The controversy focuses then upon the question of who has the right to wear “authentic” costumes. A photograph of the Women's War Bonnet Society quickly circulated to contradict Tex Hall's claim that this headdress is only for men though the counter-claim was also quickly made that these women photographed here belong to tribes that traditionally use the war-bonnet. To the objection that Miss Oklahoma 1940, Martyne Woods, wore a war-bonnet as part of her traditional costume came the response that she belonged to the eastern woodland Choctaw tribe and so is also “inauthentic.” The struggle to identify “authentic” people who might qualify to wear this “authentic” costume places in question just what it is that the costume is doing in this representation of identity. What is being “recognized” here? In one of the official photographs of Miss USA, it is significant that the image of her disembodied face appears projected against the US flag. She is shown in three-quarter profile, with her blonde hair cascading down to her shoulders. Here she is the all-American girl, identified by her bodily characteristics with the “Political” nation. But she is also is the same woman who wears faux Native American regalia. She is performing a kind of cultural authenticity that relates to the “Political” nation rather than to her bodily ethnic identification. She chooses Native America in the way that Gish Jen's Mona chooses Judaism – and by choosing they demonstrate their “Americanness.”
This pluralism, which is more a kind of performativity, can be seen also in the photograph of Cher, which features on the cover of her 1973 album Half-Breed. I use the word “performative” because the knowing choice of ethnic identification (as opposed to the unearthing of some core of personal identity), the voluntary act of adhesion, requires action – the performance of that identification.

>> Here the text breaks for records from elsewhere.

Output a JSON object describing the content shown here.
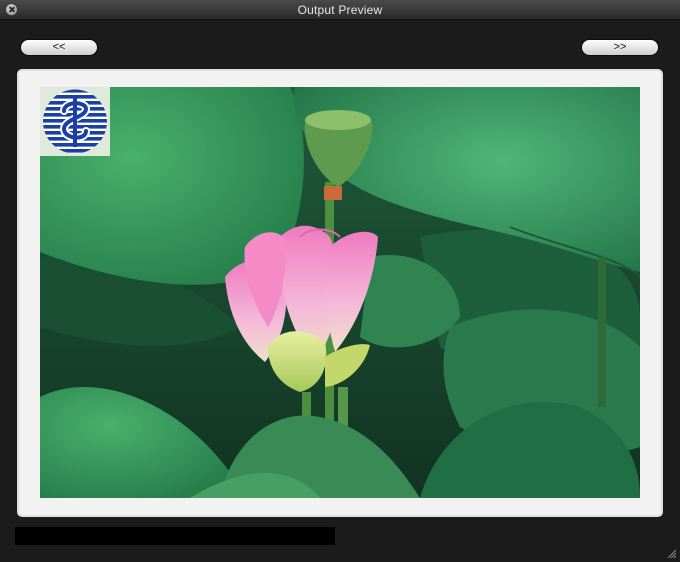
{
  "window": {
    "title": "Output Preview"
  },
  "navigation": {
    "previous_label": "<<",
    "next_label": ">>"
  },
  "preview": {
    "image_subject": "pink lotus bud with green lotus leaves",
    "logo_icon": "dollar-sign-logo-icon",
    "colors": {
      "leaf_green": "#2f8f56",
      "lotus_pink": "#f29ac8",
      "logo_blue": "#1a3fa6"
    }
  },
  "status": {
    "text": ""
  }
}
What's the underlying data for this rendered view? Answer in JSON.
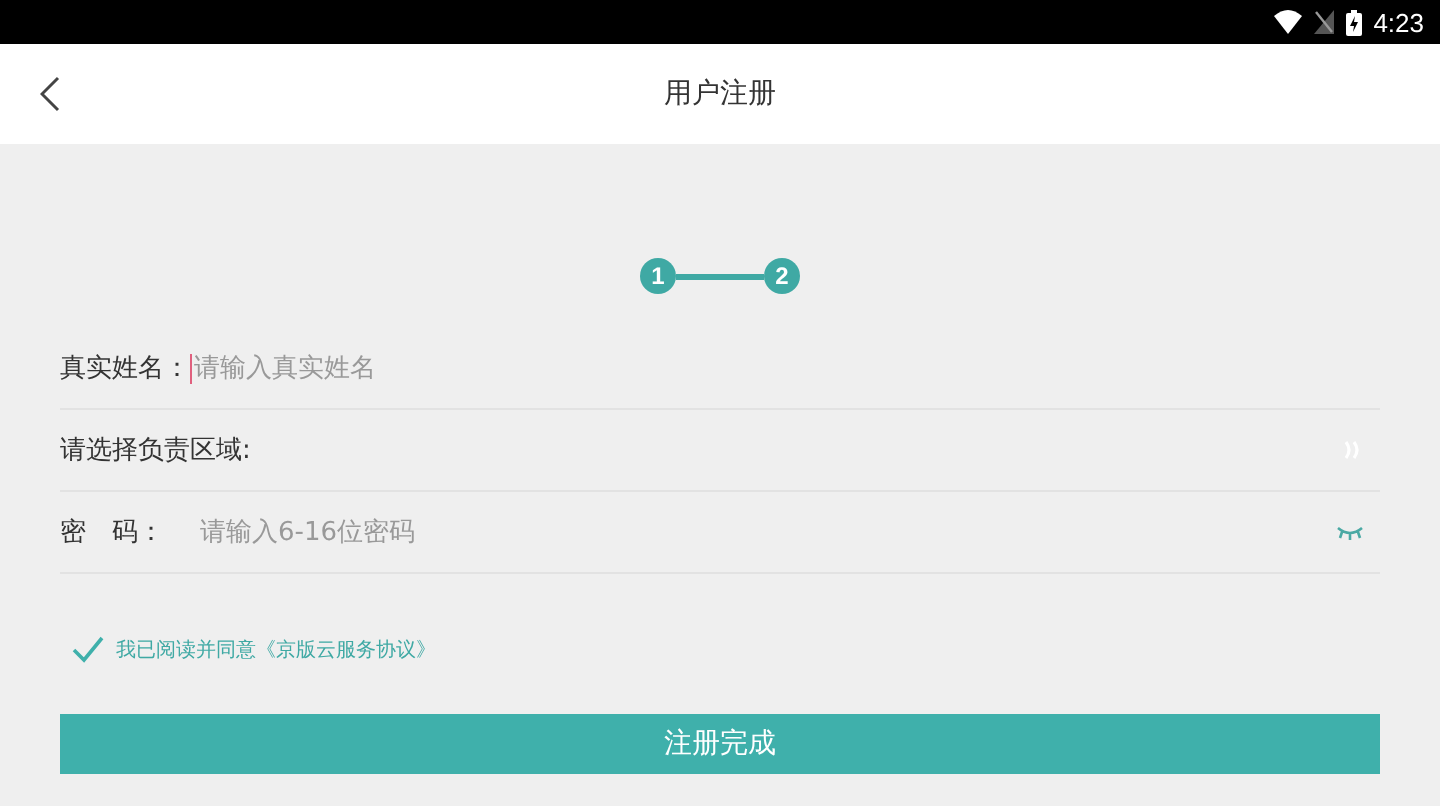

Cher's performance differs from Miss USA's in that she is identifying with her “Americanness” in relation to a negative life-script: “ We weren’t accepted and I felt ashamed / Nineteen I left them, tell me who’s to blame / My life since then has been from man to man / But I can’t run away from what I am.” Now, we can simply see Cher’s Native costuming as a cynical marketing strategy but even in such terms it is curious to find this identification with a negative life-script, with an image that represents absence: the inability to belong or to discover one's “Americanness.” This makes the example interesting to me. It seems to point to the fact that not only the indigenous or ethnic American experiences hybrid subjectivity. Cher as Cherilyn and Cher as the anonymous Cherokee half-breed each alike represents the dynamic of belonging and not-belonging characteristic of American cultural identity.
Gives you a better appreciation for diversity and multiculturalism, eh?